COSEWIC identified the following main threats to the Funk Island Deep population of Smooth Skate in Canada: • Temperature – The Funk Island Deep population is most likely at the coldest thermal fringe of its distribution, and as a result, survival could be affected when temperature is lower than normal. • Fishery bycatch – There are no directed fisheries for any Smooth Skate population, but Smooth Skate are taken as bycatch in fisheries targeting other groundfish species. Even though bycatches have been declining since the early 1980s, the population has continued to decline even in areas with low trawling intensity.
Provincial and Territorial Protection
PLEASE NOTE: Not all COSEWIC reports are currently available on the SARA Public Registry. Most of the reports not yet available are status reports for species assessed by COSEWIC prior to May 2002. Other COSEWIC reports not yet available may include those species assessed as Extinct, Data Deficient or Not at Risk. In the meantime, they are available on request from the COSEWIC Secretariat.
4 record(s) found.
- COSEWIC Status Reports (1 record(s) found.)

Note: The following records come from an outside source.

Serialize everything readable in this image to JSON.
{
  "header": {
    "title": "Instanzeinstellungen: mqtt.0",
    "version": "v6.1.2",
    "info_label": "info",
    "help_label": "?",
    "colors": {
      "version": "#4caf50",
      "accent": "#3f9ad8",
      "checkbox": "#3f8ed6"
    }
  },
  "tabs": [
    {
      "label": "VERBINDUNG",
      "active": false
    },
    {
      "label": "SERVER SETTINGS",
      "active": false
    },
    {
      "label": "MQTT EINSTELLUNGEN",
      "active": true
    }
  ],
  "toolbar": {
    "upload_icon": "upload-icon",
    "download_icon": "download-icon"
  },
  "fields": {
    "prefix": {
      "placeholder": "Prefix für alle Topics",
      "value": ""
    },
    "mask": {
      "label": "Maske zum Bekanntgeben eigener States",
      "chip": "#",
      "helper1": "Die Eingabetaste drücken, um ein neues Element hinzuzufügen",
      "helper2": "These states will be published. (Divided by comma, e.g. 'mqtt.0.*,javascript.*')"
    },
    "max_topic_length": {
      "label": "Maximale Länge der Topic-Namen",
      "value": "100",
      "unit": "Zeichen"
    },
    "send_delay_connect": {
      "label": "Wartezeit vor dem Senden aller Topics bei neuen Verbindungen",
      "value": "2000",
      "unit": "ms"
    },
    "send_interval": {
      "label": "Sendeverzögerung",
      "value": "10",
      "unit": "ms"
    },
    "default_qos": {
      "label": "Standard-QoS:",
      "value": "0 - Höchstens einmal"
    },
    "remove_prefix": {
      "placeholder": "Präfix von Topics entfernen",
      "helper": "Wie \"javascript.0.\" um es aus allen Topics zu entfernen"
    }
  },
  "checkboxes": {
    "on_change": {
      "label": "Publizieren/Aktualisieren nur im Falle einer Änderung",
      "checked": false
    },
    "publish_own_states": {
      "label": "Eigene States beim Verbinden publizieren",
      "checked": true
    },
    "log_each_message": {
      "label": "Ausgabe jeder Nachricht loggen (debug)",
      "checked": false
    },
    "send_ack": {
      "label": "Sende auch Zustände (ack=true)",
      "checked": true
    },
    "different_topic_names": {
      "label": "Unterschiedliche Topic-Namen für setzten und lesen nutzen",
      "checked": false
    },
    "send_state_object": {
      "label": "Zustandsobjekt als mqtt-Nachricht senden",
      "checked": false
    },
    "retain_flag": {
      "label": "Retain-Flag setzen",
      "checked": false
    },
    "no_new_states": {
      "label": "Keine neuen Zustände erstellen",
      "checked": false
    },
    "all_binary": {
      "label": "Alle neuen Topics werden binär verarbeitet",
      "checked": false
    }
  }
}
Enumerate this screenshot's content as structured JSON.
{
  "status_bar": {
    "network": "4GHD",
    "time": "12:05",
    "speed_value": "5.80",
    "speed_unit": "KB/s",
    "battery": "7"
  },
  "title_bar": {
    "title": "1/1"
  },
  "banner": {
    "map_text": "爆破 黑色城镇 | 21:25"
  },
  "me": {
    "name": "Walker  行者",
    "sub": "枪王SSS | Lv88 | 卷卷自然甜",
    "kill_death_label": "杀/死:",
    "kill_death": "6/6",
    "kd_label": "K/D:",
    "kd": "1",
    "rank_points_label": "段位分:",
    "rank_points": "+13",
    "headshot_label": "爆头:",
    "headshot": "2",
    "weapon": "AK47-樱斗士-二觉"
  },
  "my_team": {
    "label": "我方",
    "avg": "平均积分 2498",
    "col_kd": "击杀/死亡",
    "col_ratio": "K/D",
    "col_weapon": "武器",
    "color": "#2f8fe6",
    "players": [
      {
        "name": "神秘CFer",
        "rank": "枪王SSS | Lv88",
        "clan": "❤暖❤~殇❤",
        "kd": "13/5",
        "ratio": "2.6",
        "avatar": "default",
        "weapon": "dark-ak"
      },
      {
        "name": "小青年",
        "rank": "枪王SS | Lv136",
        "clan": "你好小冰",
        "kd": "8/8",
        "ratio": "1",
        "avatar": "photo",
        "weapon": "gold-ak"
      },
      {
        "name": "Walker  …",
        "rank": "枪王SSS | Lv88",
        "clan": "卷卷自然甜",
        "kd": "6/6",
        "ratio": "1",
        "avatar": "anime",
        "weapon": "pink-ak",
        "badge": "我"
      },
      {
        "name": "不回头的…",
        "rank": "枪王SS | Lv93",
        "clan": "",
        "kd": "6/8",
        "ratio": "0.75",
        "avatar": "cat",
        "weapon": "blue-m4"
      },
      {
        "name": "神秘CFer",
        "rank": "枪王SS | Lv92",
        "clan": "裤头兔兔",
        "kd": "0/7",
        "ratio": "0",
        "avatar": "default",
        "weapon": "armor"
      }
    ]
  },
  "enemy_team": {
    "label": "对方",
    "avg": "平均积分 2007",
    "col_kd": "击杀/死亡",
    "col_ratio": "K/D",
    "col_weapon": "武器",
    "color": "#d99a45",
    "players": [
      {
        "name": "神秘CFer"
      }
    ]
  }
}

- Response Statements (1 record(s) found.)
- COSEWIC Annual Reports (1 record(s) found.)
- Consultation Documents (1 record(s) found.)
COSEWIC Status Reports
COSEWIC Annual Reports
COSEWIC Annual Report - 2011-2012 (2012-10-05)Under Canada’s Species at Risk Act (SARA), the foremost function of COSEWIC is to “assess the status of each wildlife species considered by COSEWIC to be at risk and, as part of the assessment, identify existing and potential threats to the species”. COSEWIC held two Wildlife Species Assessment Meetings in this reporting year (September 1, 2011 to September 30, 2012) from November 21 to 25, 2011 and from April 29 to May 4, 2012. On February 3, 2012, an Emergency Assessment Subcommittee of COSEWIC also assessed the status of the Tri-colored Bat (Perimyotis subflavus), the Little Brown Myotis (Myotis lucifugus), and the Northern Myotis (Myotis septentrionalis). During the current reporting period COSEWIC assessed the status or reviewed the classification of 67 wildlife species. For species already found on Schedule 1 of SARA, the classification of 32 species was reviewed by COSEWIC and the status of the wildlife species was confirmed to be in the same category (extirpated - no longer found in the wild in Canada but occurring elsewhere, endangered, threatened or of special concern). The wildlife species assessment results for the 2011-2012 reporting period include the following: Extinct: 1 Extirpated: 4 Endangered: 29 Threatened: 10 Special Concern: 15 Data Deficient: 2 Not at Risk: 6 Total: 67 Of the 67 wildlife species examined, COSEWIC reviewed the classification of 49 species that had been previously assessed. The review of classification for 26 of those species resulted in a confirmation of the same status as the previous assessment (see Table 1a).